| DATA SUPPLIED |

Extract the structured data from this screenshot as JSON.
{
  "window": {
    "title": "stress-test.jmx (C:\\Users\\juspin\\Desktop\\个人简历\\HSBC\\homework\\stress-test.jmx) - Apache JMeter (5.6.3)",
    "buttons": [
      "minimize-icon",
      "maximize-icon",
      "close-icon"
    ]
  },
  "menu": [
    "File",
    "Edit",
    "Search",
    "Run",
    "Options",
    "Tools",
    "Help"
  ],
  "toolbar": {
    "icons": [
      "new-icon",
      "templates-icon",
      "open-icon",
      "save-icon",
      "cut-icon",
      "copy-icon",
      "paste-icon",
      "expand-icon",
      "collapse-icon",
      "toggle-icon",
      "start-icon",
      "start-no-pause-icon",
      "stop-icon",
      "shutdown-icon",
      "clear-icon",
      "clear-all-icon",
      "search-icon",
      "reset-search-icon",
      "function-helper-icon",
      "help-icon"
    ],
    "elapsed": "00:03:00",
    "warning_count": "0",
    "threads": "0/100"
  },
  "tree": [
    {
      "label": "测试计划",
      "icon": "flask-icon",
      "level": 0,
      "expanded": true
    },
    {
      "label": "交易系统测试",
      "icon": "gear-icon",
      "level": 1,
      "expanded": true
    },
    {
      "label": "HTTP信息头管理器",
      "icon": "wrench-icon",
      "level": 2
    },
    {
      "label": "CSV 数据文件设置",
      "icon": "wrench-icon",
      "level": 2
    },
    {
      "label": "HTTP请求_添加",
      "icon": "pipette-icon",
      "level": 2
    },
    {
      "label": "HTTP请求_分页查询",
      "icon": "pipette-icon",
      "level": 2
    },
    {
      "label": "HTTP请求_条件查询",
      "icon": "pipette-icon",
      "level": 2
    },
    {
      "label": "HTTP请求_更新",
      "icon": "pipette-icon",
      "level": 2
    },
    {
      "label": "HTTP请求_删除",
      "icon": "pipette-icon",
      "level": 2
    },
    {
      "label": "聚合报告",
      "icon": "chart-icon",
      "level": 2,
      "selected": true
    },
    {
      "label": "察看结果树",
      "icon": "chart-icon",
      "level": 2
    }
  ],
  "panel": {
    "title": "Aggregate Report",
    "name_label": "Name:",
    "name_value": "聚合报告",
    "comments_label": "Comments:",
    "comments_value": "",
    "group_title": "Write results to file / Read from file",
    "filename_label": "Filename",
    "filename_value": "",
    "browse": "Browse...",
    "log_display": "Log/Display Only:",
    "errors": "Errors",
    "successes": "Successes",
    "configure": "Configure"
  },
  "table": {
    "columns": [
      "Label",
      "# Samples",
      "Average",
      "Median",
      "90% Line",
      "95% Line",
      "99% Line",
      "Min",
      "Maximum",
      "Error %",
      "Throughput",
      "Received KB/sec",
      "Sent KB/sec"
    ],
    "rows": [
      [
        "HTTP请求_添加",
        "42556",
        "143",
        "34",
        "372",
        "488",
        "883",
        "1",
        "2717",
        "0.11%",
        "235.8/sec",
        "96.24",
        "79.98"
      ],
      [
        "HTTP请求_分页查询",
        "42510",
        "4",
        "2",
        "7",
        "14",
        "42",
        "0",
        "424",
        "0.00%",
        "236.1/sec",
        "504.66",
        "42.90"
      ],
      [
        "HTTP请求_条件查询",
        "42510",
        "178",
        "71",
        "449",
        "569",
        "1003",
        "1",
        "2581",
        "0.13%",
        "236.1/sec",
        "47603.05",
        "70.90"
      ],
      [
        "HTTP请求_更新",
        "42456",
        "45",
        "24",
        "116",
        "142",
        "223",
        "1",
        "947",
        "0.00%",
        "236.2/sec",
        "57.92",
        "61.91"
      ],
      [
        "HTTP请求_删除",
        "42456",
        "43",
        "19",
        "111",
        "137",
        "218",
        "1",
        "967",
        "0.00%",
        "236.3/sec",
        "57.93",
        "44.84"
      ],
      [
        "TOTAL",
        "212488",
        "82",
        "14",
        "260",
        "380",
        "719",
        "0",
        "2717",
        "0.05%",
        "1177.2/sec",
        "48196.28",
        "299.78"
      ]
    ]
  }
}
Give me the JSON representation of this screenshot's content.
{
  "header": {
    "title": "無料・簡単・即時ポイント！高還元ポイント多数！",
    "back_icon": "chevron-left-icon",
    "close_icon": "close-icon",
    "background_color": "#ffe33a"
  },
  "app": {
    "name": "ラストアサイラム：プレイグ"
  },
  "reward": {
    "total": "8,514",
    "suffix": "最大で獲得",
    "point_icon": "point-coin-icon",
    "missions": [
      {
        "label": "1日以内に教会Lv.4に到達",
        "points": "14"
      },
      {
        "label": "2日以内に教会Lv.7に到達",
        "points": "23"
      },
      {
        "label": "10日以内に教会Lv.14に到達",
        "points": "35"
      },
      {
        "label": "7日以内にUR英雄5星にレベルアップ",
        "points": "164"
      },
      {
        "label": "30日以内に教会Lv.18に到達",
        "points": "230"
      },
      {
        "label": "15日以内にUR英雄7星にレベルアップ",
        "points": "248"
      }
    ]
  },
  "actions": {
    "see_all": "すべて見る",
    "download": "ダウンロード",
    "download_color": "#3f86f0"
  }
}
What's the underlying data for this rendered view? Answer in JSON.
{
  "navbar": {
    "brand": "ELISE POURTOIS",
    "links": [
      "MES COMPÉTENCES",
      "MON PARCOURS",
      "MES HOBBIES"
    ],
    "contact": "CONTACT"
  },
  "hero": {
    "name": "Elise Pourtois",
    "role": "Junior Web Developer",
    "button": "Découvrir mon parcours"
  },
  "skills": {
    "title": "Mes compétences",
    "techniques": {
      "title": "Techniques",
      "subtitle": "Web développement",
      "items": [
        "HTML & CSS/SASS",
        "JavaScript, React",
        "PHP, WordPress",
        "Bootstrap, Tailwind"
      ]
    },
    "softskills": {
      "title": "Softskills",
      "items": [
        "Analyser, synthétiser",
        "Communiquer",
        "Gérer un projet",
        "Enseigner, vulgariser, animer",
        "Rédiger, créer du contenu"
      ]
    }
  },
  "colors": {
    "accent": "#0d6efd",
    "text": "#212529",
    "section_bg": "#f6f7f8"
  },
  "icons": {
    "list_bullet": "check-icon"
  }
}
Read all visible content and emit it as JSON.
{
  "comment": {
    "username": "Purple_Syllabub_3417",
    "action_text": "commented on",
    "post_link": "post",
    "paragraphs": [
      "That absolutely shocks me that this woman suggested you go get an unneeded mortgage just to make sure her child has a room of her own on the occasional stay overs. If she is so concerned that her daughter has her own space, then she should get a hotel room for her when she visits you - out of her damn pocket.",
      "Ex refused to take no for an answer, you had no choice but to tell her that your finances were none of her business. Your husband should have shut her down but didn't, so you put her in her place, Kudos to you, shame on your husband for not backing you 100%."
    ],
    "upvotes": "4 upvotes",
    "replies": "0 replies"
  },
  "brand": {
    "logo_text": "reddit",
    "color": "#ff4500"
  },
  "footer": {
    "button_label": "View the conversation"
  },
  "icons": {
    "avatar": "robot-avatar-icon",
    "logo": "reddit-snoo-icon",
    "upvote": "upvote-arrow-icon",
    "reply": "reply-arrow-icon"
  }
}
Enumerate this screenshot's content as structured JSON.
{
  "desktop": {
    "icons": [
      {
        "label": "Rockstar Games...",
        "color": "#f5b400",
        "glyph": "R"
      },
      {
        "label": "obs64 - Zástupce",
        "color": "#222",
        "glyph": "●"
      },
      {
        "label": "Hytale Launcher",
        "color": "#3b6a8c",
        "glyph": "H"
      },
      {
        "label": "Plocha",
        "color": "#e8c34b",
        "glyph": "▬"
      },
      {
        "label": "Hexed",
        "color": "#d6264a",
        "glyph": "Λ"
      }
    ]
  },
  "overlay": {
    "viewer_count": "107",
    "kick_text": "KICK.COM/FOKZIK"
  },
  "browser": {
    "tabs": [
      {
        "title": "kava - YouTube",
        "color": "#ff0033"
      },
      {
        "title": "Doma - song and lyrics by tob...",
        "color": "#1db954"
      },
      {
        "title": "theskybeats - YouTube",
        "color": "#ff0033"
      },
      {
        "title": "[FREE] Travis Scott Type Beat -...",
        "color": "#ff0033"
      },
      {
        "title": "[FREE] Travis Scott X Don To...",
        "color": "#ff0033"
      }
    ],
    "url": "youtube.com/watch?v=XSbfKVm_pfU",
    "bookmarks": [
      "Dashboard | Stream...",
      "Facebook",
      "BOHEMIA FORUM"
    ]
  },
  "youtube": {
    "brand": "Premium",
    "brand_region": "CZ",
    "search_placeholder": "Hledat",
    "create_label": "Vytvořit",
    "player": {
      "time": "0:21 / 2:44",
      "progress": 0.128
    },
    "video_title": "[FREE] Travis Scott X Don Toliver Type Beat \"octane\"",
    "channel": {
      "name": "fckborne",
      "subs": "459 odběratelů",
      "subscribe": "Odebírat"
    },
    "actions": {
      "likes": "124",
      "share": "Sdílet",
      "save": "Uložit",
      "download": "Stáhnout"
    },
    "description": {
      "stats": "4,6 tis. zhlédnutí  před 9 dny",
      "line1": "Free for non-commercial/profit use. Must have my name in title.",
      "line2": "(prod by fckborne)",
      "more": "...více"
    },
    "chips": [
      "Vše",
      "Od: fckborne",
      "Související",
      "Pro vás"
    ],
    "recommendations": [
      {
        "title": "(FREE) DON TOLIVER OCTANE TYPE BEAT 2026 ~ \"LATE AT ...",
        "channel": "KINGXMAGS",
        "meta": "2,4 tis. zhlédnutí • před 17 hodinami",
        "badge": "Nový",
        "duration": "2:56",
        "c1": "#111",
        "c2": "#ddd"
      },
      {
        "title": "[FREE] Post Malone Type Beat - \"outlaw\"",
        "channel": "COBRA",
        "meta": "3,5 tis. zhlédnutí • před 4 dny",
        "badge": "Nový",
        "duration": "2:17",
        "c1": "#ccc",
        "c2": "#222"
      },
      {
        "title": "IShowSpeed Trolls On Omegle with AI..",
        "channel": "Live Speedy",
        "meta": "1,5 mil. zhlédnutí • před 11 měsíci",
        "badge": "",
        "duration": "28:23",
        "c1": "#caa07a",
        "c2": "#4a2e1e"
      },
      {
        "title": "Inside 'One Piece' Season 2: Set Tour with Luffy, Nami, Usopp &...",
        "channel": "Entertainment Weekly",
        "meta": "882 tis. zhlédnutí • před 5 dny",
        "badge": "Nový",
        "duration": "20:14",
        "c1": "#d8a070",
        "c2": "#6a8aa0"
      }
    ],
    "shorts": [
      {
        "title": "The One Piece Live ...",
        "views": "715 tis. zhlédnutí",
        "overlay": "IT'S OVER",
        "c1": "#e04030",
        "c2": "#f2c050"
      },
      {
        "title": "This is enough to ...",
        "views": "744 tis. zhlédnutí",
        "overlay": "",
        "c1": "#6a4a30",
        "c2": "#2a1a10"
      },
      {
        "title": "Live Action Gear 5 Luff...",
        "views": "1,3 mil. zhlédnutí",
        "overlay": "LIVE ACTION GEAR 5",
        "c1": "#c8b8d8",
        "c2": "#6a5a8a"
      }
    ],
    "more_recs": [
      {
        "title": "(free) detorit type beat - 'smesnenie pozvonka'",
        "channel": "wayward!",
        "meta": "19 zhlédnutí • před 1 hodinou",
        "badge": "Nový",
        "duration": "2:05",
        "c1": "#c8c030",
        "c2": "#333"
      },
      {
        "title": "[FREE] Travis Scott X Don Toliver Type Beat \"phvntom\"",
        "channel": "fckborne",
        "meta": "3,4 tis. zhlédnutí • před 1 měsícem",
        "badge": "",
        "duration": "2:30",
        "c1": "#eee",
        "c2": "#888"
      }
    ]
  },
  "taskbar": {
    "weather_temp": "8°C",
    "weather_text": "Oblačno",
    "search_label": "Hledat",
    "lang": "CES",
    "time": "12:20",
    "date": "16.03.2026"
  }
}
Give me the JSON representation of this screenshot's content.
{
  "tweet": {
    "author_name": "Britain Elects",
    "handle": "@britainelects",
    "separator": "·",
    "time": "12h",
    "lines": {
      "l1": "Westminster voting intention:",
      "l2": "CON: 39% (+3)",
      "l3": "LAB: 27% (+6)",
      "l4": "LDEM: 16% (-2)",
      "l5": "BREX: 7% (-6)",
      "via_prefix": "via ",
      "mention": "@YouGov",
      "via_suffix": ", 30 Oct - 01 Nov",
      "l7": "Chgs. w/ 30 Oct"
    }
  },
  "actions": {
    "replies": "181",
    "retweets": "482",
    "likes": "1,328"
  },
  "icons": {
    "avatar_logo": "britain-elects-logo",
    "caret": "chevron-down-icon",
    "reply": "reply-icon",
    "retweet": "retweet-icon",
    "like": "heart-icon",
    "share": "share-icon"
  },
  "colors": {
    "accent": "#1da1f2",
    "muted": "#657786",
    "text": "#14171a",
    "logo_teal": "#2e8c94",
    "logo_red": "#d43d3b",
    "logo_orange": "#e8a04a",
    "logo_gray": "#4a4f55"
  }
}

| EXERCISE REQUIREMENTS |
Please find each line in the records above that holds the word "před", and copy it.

| ANSWER TO THE PROBLEM |
      "stats": "4,6 tis. zhlédnutí  před 9 dny",
        "meta": "2,4 tis. zhlédnutí • před 17 hodinami",
        "meta": "3,5 tis. zhlédnutí • před 4 dny",
        "meta": "1,5 mil. zhlédnutí • před 11 měsíci",
        "meta": "882 tis. zhlédnutí • před 5 dny",
        "meta": "19 zhlédnutí • před 1 hodinou",
        "meta": "3,4 tis. zhlédnutí • před 1 měsícem",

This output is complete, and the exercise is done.